aNewDomain — Google Fiber installations are costly and the subscription rate has been disappointing. No wonder Google is slowing installations and cutting staff. Is the answer Artemis Network’s pCell technology?
Google, after all, has been looking for other solutions that provide a fiber-class experience. And its recently acquired Webpass, a boutique high-speed Internet service provider, has been experimenting with the experimental wireless tech.
Invented by Quicktime pioneer Steve Perlman, pCell tech is clever technology that squeezes more out of the spectrum using compact router-sized so-called pWave devices (pictured, at right). By creating small, overlapping individual networks for every mobile device, they are designed to allocate the spectrum more efficiently than cell towers.
I first heard about pCell when I saw a video of a talk and demo that Perlman gave at Columbia University, but if you’re new to all this, start by watching Perlman’s shorter, more recent demo, below.
Editor: For other videos and tech papers on Pcell, check out the Artemis site here.
Perlman’s demos are impressive: These are computers, phones and tablets that are inches apart receive full-speed wireless connectivity and they freely move around without losing contact. Transmission speed slows a bit as they are moved, but full speed resumes as soon as they stop moving.

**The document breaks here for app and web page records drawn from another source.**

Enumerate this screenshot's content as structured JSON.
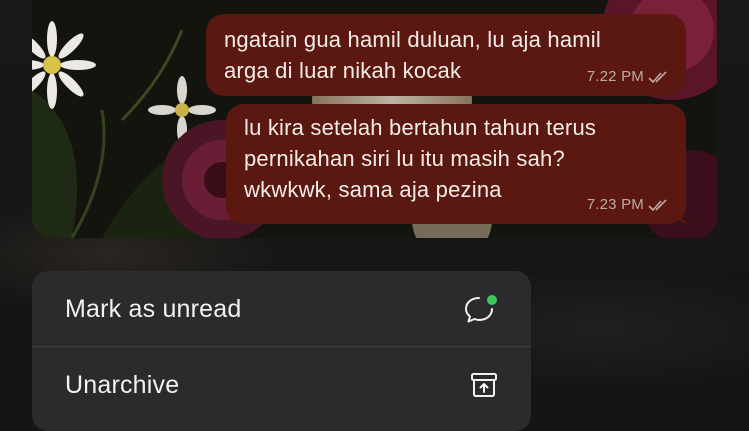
{
  "messages": [
    {
      "text_lines": [
        "ngatain gua hamil duluan, lu aja hamil",
        "arga di luar nikah kocak"
      ],
      "time": "7.22 PM",
      "status": "read-double-check"
    },
    {
      "text_lines": [
        "lu kira setelah bertahun tahun terus",
        "pernikahan siri lu itu masih sah?",
        "wkwkwk, sama aja pezina"
      ],
      "time": "7.23 PM",
      "status": "read-double-check"
    }
  ],
  "context_menu": {
    "items": [
      {
        "label": "Mark as unread",
        "icon": "chat-bubble-unread-icon"
      },
      {
        "label": "Unarchive",
        "icon": "unarchive-box-icon"
      }
    ]
  },
  "colors": {
    "bubble_outgoing": "#5a1810",
    "menu_background": "#2b2b2d",
    "unread_dot": "#3ec65a"
  }
}
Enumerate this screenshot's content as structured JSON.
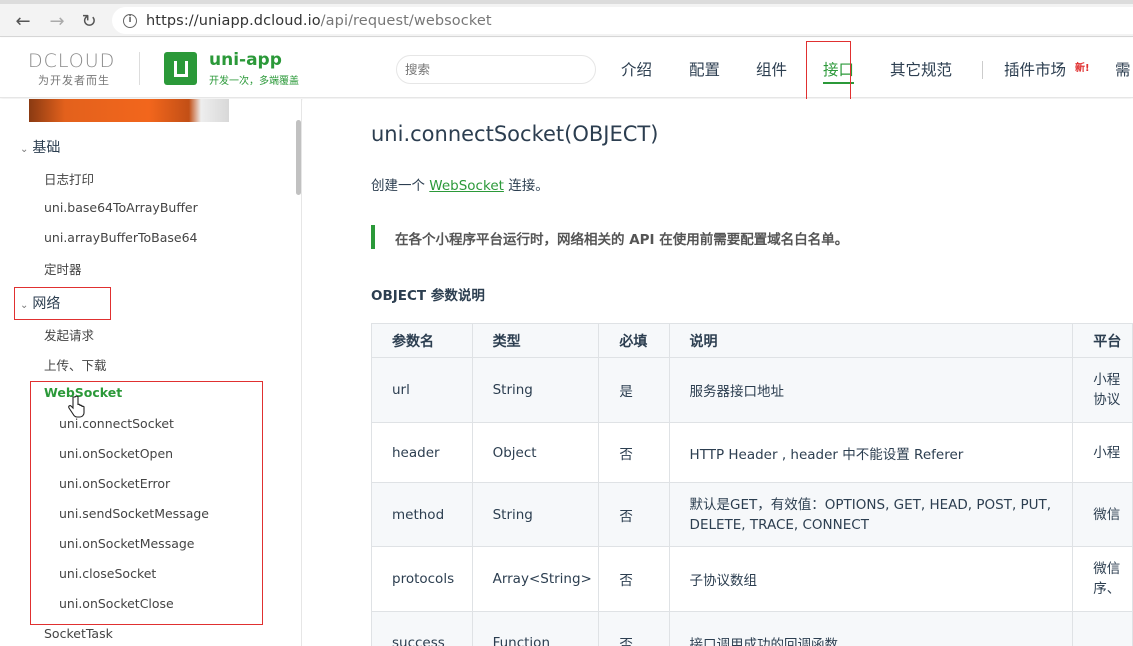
{
  "browser": {
    "url_host": "https://uniapp.dcloud.io",
    "url_path": "/api/request/websocket"
  },
  "header": {
    "dcloud_mark": "DCLOUD",
    "dcloud_slogan": "为开发者而生",
    "uni_name": "uni-app",
    "uni_slogan": "开发一次，多端覆盖",
    "search_placeholder": "搜索",
    "nav": [
      "介绍",
      "配置",
      "组件",
      "接口",
      "其它规范",
      "插件市场",
      "需"
    ],
    "new_badge": "新!",
    "active_nav": "接口"
  },
  "sidebar": {
    "section_basic": "基础",
    "basic_items": [
      "日志打印",
      "uni.base64ToArrayBuffer",
      "uni.arrayBufferToBase64",
      "定时器"
    ],
    "section_network": "网络",
    "network_items": [
      "发起请求",
      "上传、下载"
    ],
    "websocket_label": "WebSocket",
    "websocket_items": [
      "uni.connectSocket",
      "uni.onSocketOpen",
      "uni.onSocketError",
      "uni.sendSocketMessage",
      "uni.onSocketMessage",
      "uni.closeSocket",
      "uni.onSocketClose"
    ],
    "after_item": "SocketTask"
  },
  "content": {
    "title": "uni.connectSocket(OBJECT)",
    "desc_prefix": "创建一个",
    "desc_link": "WebSocket",
    "desc_suffix": "连接。",
    "tip": "在各个小程序平台运行时，网络相关的 API 在使用前需要配置域名白名单。",
    "section_title": "OBJECT 参数说明",
    "table": {
      "headers": [
        "参数名",
        "类型",
        "必填",
        "说明",
        "平台"
      ],
      "rows": [
        [
          "url",
          "String",
          "是",
          "服务器接口地址",
          "小程\n协议"
        ],
        [
          "header",
          "Object",
          "否",
          "HTTP Header , header 中不能设置 Referer",
          "小程"
        ],
        [
          "method",
          "String",
          "否",
          "默认是GET，有效值：OPTIONS, GET, HEAD, POST, PUT, DELETE, TRACE, CONNECT",
          "微信"
        ],
        [
          "protocols",
          "Array<String>",
          "否",
          "子协议数组",
          "微信\n序、"
        ],
        [
          "success",
          "Function",
          "否",
          "接口调用成功的回调函数",
          ""
        ]
      ]
    }
  },
  "colors": {
    "accent": "#2b9939",
    "highlight_box": "#e03030"
  }
}
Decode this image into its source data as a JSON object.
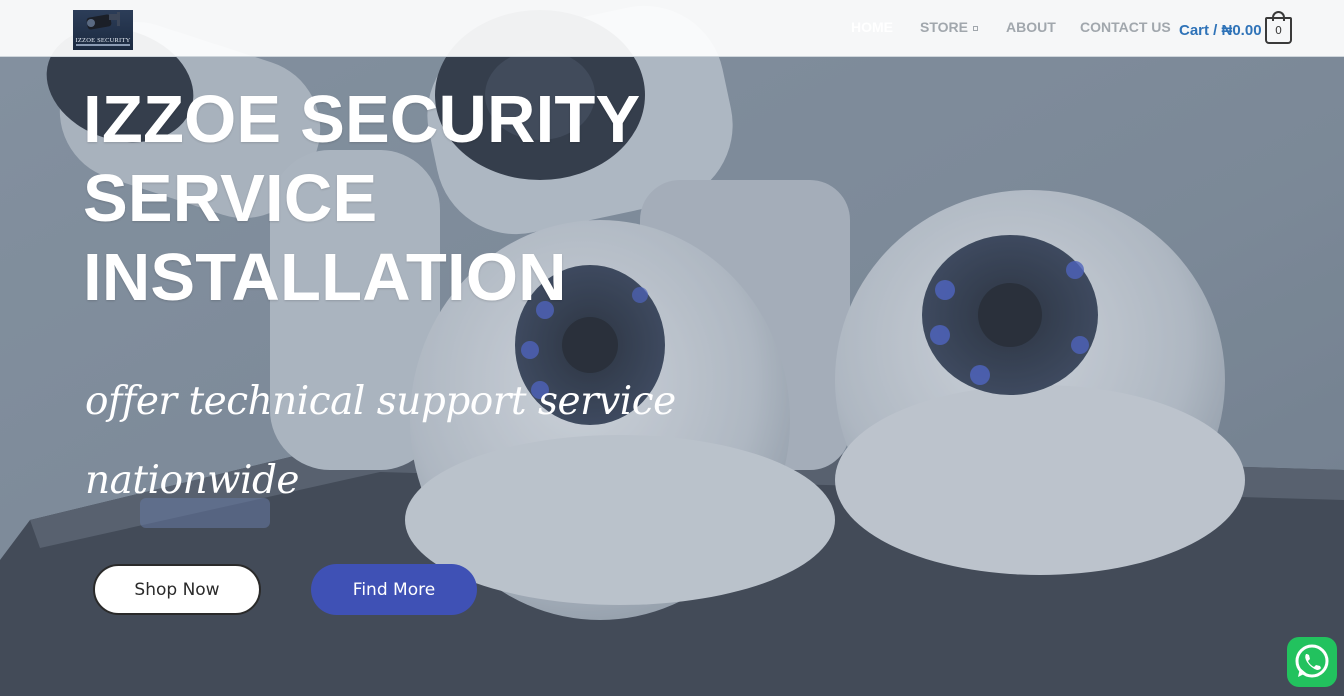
{
  "header": {
    "logo_text": "IZZOE SECURITY",
    "nav": [
      {
        "label": "HOME"
      },
      {
        "label": "STORE"
      },
      {
        "label": "ABOUT"
      },
      {
        "label": "CONTACT US"
      }
    ],
    "cart_label": "Cart / ₦0.00",
    "cart_count": "0"
  },
  "hero": {
    "headline_line1": "IZZOE SECURITY",
    "headline_line2": "SERVICE",
    "headline_line3": "INSTALLATION",
    "tagline_line1": "offer technical support service",
    "tagline_line2": "nationwide",
    "shop_button": "Shop Now",
    "find_button": "Find More"
  },
  "icons": {
    "store_dropdown": "chevron-down-icon",
    "cart": "shopping-bag-icon",
    "whatsapp": "whatsapp-icon"
  },
  "colors": {
    "accent_blue": "#3f51b5",
    "cart_blue": "#2f73b8",
    "whatsapp_green": "#22c25e",
    "hero_overlay": "#7d8a98"
  }
}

PCell access points are small and distributed compared to conventional cell towers and, if they turn out to be simple and effective, they could be installed and owned by individual users as well as companies –forming next-generation “street nets,” connected to Google’s, or anyone else’s, fiber.
The jury is still out on pCell, but it is safe to say that either it or some other fifth generation wireless technology will improve our access to the Internet and alter infrastructure ownership and business models.
Here are Artemis’ tech and white papers on pCell technology, readable in full and in place, below.